TASK DIRECTIONS: Each record that follows should be repeated exactly, with no pictures carried over.

□ □ □

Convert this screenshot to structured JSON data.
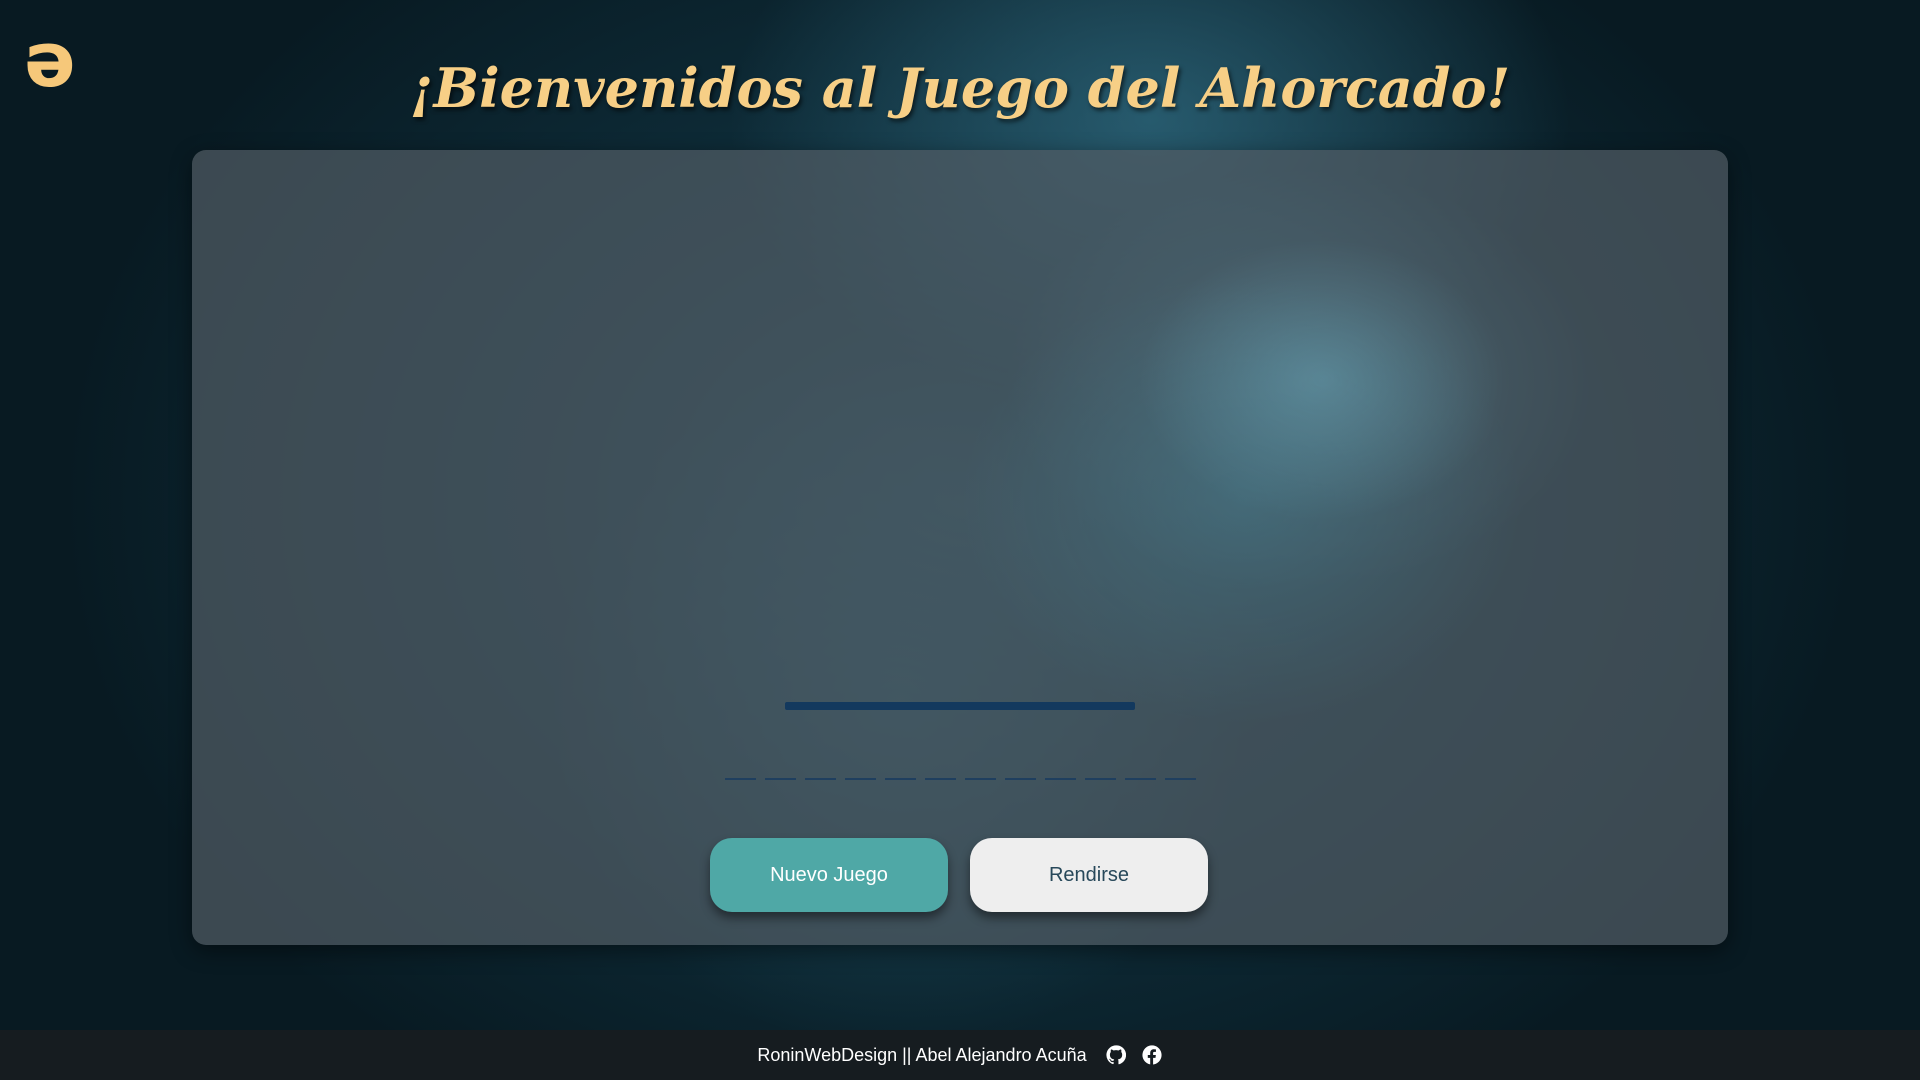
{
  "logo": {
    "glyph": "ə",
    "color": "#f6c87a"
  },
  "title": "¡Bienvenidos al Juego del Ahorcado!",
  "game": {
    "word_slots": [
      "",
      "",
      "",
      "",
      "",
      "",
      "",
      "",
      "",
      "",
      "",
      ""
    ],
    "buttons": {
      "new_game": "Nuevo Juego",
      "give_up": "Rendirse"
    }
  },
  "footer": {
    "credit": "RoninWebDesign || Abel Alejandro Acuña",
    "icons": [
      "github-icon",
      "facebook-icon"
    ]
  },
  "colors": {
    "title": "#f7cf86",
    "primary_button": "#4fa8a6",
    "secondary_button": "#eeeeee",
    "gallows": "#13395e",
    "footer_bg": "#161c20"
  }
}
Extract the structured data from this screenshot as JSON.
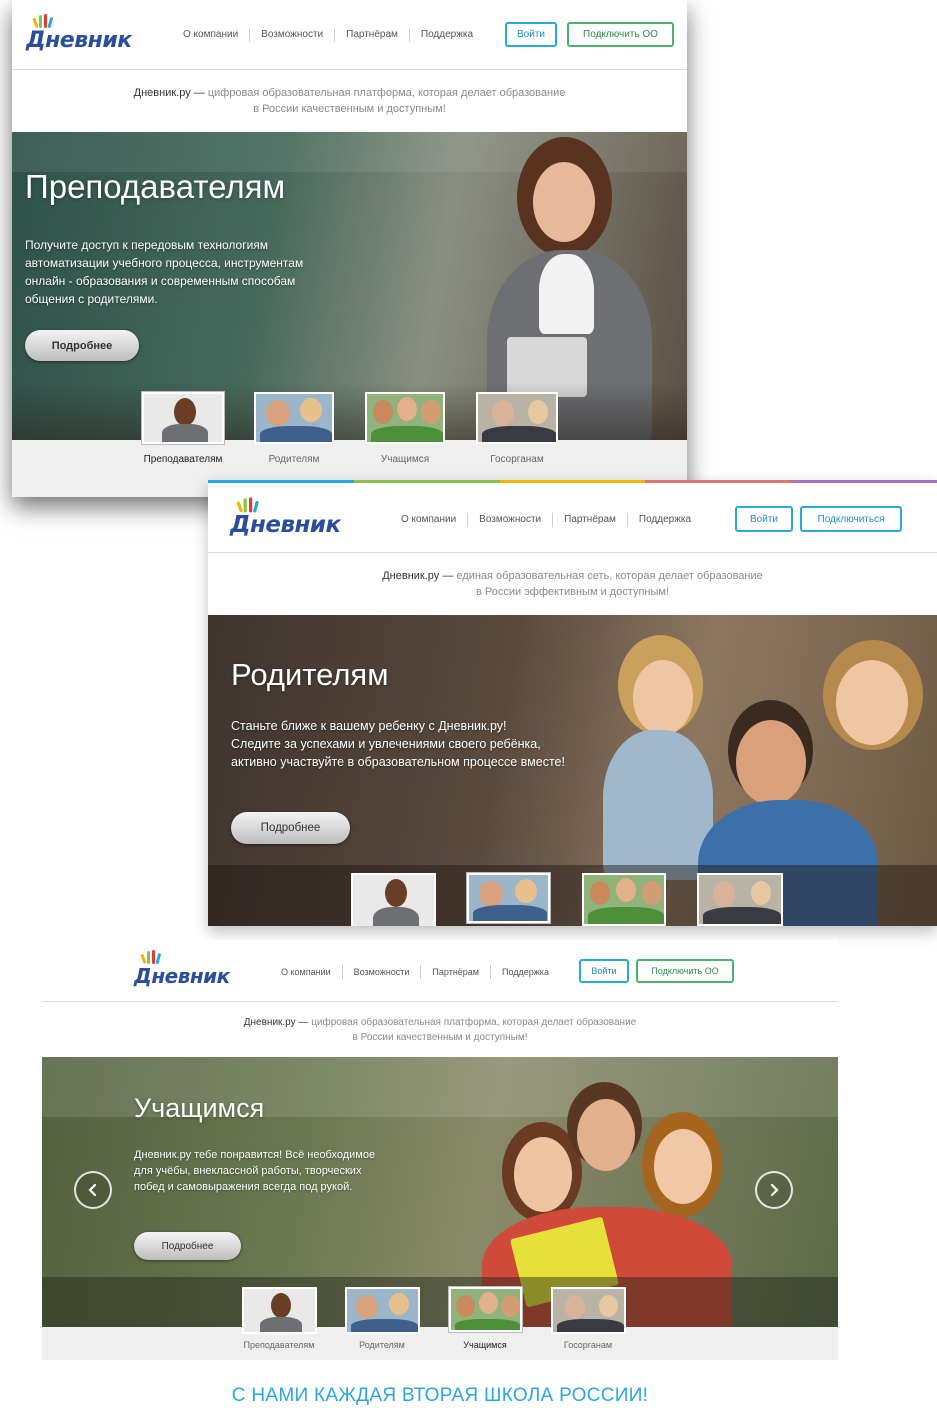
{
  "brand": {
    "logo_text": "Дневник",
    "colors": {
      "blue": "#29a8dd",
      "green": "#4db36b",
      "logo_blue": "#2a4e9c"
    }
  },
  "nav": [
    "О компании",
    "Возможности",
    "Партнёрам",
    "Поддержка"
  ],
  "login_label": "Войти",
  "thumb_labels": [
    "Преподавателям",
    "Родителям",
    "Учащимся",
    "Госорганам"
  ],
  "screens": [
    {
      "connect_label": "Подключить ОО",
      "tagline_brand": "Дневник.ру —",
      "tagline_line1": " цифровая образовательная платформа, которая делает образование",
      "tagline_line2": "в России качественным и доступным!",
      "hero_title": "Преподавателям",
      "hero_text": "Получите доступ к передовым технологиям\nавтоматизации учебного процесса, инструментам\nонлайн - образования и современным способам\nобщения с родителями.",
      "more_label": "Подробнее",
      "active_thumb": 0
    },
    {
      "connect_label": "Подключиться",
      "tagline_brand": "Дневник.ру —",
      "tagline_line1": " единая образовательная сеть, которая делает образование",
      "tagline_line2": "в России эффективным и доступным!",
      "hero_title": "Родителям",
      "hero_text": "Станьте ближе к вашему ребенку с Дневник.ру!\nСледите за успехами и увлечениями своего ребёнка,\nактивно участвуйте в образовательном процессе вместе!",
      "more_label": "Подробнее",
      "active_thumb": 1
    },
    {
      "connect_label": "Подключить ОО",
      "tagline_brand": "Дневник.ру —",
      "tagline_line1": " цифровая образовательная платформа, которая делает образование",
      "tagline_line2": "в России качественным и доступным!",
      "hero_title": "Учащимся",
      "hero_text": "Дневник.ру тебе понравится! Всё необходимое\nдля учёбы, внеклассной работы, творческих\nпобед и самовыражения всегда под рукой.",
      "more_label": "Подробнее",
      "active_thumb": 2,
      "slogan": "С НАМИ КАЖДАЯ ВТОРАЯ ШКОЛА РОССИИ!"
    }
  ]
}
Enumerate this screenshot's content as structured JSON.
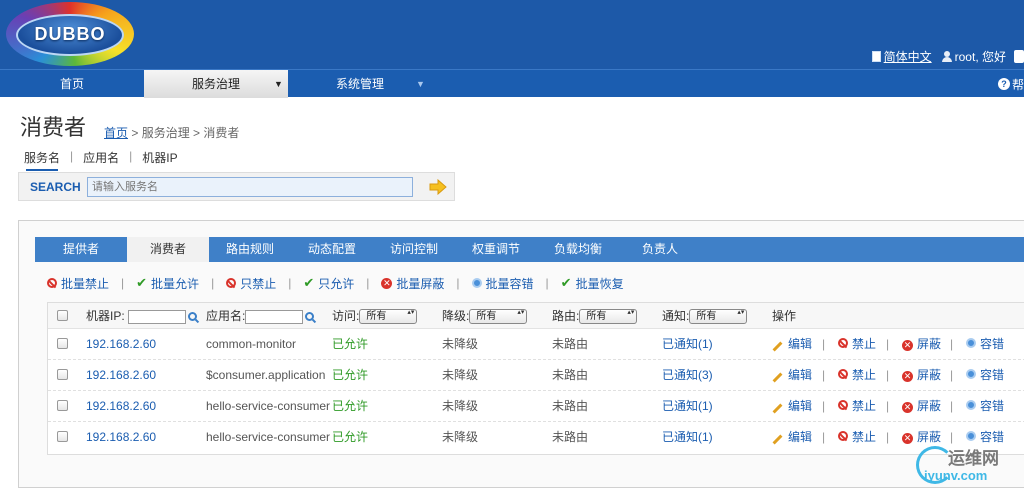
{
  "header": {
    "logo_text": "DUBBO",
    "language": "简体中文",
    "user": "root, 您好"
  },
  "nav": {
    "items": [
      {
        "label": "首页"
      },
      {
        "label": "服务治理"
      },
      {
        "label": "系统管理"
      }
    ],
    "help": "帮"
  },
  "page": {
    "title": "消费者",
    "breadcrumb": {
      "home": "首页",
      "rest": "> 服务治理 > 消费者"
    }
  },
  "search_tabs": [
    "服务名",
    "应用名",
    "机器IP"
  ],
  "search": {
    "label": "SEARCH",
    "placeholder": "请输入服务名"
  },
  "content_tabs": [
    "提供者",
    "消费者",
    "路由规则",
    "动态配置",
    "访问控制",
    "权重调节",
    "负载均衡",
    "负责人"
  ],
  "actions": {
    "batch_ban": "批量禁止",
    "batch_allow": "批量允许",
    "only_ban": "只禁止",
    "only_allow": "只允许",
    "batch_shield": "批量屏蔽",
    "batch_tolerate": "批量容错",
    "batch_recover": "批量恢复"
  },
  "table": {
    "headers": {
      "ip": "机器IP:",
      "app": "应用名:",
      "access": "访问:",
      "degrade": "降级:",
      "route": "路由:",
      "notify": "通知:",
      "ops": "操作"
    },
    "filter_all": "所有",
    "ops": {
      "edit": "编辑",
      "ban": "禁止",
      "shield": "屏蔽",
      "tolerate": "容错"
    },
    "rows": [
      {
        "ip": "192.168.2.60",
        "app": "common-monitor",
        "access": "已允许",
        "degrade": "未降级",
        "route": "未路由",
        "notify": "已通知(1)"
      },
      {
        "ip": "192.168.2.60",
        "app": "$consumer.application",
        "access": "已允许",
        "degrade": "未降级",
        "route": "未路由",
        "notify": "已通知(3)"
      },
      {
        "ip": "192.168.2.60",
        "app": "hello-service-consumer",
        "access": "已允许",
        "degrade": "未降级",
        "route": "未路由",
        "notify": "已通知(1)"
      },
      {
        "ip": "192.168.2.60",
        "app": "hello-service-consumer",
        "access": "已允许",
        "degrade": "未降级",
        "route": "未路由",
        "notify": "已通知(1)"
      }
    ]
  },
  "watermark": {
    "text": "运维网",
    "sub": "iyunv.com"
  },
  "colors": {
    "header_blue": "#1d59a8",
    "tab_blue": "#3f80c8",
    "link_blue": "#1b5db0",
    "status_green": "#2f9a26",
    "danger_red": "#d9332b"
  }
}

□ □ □

EXPECTED OUTPUT:
Convert this screenshot to structured JSON data.
{
  "logo": {
    "glyph": "ə",
    "color": "#f6c87a"
  },
  "title": "¡Bienvenidos al Juego del Ahorcado!",
  "game": {
    "word_slots": [
      "",
      "",
      "",
      "",
      "",
      "",
      "",
      "",
      "",
      "",
      "",
      ""
    ],
    "buttons": {
      "new_game": "Nuevo Juego",
      "give_up": "Rendirse"
    }
  },
  "footer": {
    "credit": "RoninWebDesign || Abel Alejandro Acuña",
    "icons": [
      "github-icon",
      "facebook-icon"
    ]
  },
  "colors": {
    "title": "#f7cf86",
    "primary_button": "#4fa8a6",
    "secondary_button": "#eeeeee",
    "gallows": "#13395e",
    "footer_bg": "#161c20"
  }
}
Extract the structured data from this screenshot as JSON.
{
  "brand": {
    "logo_text": "Дневник",
    "colors": {
      "blue": "#29a8dd",
      "green": "#4db36b",
      "logo_blue": "#2a4e9c"
    }
  },
  "nav": [
    "О компании",
    "Возможности",
    "Партнёрам",
    "Поддержка"
  ],
  "login_label": "Войти",
  "thumb_labels": [
    "Преподавателям",
    "Родителям",
    "Учащимся",
    "Госорганам"
  ],
  "screens": [
    {
      "connect_label": "Подключить ОО",
      "tagline_brand": "Дневник.ру —",
      "tagline_line1": " цифровая образовательная платформа, которая делает образование",
      "tagline_line2": "в России качественным и доступным!",
      "hero_title": "Преподавателям",
      "hero_text": "Получите доступ к передовым технологиям\nавтоматизации учебного процесса, инструментам\nонлайн - образования и современным способам\nобщения с родителями.",
      "more_label": "Подробнее",
      "active_thumb": 0
    },
    {
      "connect_label": "Подключиться",
      "tagline_brand": "Дневник.ру —",
      "tagline_line1": " единая образовательная сеть, которая делает образование",
      "tagline_line2": "в России эффективным и доступным!",
      "hero_title": "Родителям",
      "hero_text": "Станьте ближе к вашему ребенку с Дневник.ру!\nСледите за успехами и увлечениями своего ребёнка,\nактивно участвуйте в образовательном процессе вместе!",
      "more_label": "Подробнее",
      "active_thumb": 1
    },
    {
      "connect_label": "Подключить ОО",
      "tagline_brand": "Дневник.ру —",
      "tagline_line1": " цифровая образовательная платформа, которая делает образование",
      "tagline_line2": "в России качественным и доступным!",
      "hero_title": "Учащимся",
      "hero_text": "Дневник.ру тебе понравится! Всё необходимое\nдля учёбы, внеклассной работы, творческих\nпобед и самовыражения всегда под рукой.",
      "more_label": "Подробнее",
      "active_thumb": 2,
      "slogan": "С НАМИ КАЖДАЯ ВТОРАЯ ШКОЛА РОССИИ!"
    }
  ]
}
Enumerate this screenshot's content as structured JSON.
{
  "header": {
    "logo_text": "DUBBO",
    "language": "简体中文",
    "user": "root, 您好"
  },
  "nav": {
    "items": [
      {
        "label": "首页"
      },
      {
        "label": "服务治理"
      },
      {
        "label": "系统管理"
      }
    ],
    "help": "帮"
  },
  "page": {
    "title": "消费者",
    "breadcrumb": {
      "home": "首页",
      "rest": "> 服务治理 > 消费者"
    }
  },
  "search_tabs": [
    "服务名",
    "应用名",
    "机器IP"
  ],
  "search": {
    "label": "SEARCH",
    "placeholder": "请输入服务名"
  },
  "content_tabs": [
    "提供者",
    "消费者",
    "路由规则",
    "动态配置",
    "访问控制",
    "权重调节",
    "负载均衡",
    "负责人"
  ],
  "actions": {
    "batch_ban": "批量禁止",
    "batch_allow": "批量允许",
    "only_ban": "只禁止",
    "only_allow": "只允许",
    "batch_shield": "批量屏蔽",
    "batch_tolerate": "批量容错",
    "batch_recover": "批量恢复"
  },
  "table": {
    "headers": {
      "ip": "机器IP:",
      "app": "应用名:",
      "access": "访问:",
      "degrade": "降级:",
      "route": "路由:",
      "notify": "通知:",
      "ops": "操作"
    },
    "filter_all": "所有",
    "ops": {
      "edit": "编辑",
      "ban": "禁止",
      "shield": "屏蔽",
      "tolerate": "容错"
    },
    "rows": [
      {
        "ip": "192.168.2.60",
        "app": "common-monitor",
        "access": "已允许",
        "degrade": "未降级",
        "route": "未路由",
        "notify": "已通知(1)"
      },
      {
        "ip": "192.168.2.60",
        "app": "$consumer.application",
        "access": "已允许",
        "degrade": "未降级",
        "route": "未路由",
        "notify": "已通知(3)"
      },
      {
        "ip": "192.168.2.60",
        "app": "hello-service-consumer",
        "access": "已允许",
        "degrade": "未降级",
        "route": "未路由",
        "notify": "已通知(1)"
      },
      {
        "ip": "192.168.2.60",
        "app": "hello-service-consumer",
        "access": "已允许",
        "degrade": "未降级",
        "route": "未路由",
        "notify": "已通知(1)"
      }
    ]
  },
  "watermark": {
    "text": "运维网",
    "sub": "iyunv.com"
  },
  "colors": {
    "header_blue": "#1d59a8",
    "tab_blue": "#3f80c8",
    "link_blue": "#1b5db0",
    "status_green": "#2f9a26",
    "danger_red": "#d9332b"
  }
}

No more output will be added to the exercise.